**What you should do**
What you should output is the data below, unchanged in every character.

**Given records**

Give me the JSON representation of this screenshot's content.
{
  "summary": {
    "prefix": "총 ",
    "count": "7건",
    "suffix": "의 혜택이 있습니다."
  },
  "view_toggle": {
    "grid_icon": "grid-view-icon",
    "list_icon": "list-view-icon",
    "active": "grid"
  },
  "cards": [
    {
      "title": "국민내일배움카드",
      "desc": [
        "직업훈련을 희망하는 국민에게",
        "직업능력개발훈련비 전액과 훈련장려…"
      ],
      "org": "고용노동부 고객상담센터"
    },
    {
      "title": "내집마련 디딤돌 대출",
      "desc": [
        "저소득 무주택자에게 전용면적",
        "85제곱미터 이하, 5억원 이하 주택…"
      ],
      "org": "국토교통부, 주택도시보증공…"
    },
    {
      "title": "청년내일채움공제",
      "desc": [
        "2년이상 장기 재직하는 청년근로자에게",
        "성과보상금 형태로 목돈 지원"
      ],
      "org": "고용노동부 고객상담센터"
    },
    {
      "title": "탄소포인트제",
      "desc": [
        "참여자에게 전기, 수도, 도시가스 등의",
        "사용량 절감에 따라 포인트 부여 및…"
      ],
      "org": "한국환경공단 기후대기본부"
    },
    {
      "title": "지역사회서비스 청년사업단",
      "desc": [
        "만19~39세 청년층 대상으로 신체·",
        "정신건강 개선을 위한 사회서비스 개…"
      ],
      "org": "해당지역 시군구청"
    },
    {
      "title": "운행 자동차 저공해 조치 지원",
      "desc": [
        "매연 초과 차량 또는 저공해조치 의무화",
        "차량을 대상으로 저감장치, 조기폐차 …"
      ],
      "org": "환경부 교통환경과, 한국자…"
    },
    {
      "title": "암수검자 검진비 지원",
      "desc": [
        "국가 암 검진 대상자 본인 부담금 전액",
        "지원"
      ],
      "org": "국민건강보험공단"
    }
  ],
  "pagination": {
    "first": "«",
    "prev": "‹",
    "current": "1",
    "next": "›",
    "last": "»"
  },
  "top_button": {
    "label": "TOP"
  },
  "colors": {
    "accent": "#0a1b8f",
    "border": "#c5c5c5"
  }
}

**Task result**
Give me the JSON representation of this screenshot's content.
{
  "summary": {
    "prefix": "총 ",
    "count": "7건",
    "suffix": "의 혜택이 있습니다."
  },
  "view_toggle": {
    "grid_icon": "grid-view-icon",
    "list_icon": "list-view-icon",
    "active": "grid"
  },
  "cards": [
    {
      "title": "국민내일배움카드",
      "desc": [
        "직업훈련을 희망하는 국민에게",
        "직업능력개발훈련비 전액과 훈련장려…"
      ],
      "org": "고용노동부 고객상담센터"
    },
    {
      "title": "내집마련 디딤돌 대출",
      "desc": [
        "저소득 무주택자에게 전용면적",
        "85제곱미터 이하, 5억원 이하 주택…"
      ],
      "org": "국토교통부, 주택도시보증공…"
    },
    {
      "title": "청년내일채움공제",
      "desc": [
        "2년이상 장기 재직하는 청년근로자에게",
        "성과보상금 형태로 목돈 지원"
      ],
      "org": "고용노동부 고객상담센터"
    },
    {
      "title": "탄소포인트제",
      "desc": [
        "참여자에게 전기, 수도, 도시가스 등의",
        "사용량 절감에 따라 포인트 부여 및…"
      ],
      "org": "한국환경공단 기후대기본부"
    },
    {
      "title": "지역사회서비스 청년사업단",
      "desc": [
        "만19~39세 청년층 대상으로 신체·",
        "정신건강 개선을 위한 사회서비스 개…"
      ],
      "org": "해당지역 시군구청"
    },
    {
      "title": "운행 자동차 저공해 조치 지원",
      "desc": [
        "매연 초과 차량 또는 저공해조치 의무화",
        "차량을 대상으로 저감장치, 조기폐차 …"
      ],
      "org": "환경부 교통환경과, 한국자…"
    },
    {
      "title": "암수검자 검진비 지원",
      "desc": [
        "국가 암 검진 대상자 본인 부담금 전액",
        "지원"
      ],
      "org": "국민건강보험공단"
    }
  ],
  "pagination": {
    "first": "«",
    "prev": "‹",
    "current": "1",
    "next": "›",
    "last": "»"
  },
  "top_button": {
    "label": "TOP"
  },
  "colors": {
    "accent": "#0a1b8f",
    "border": "#c5c5c5"
  }
}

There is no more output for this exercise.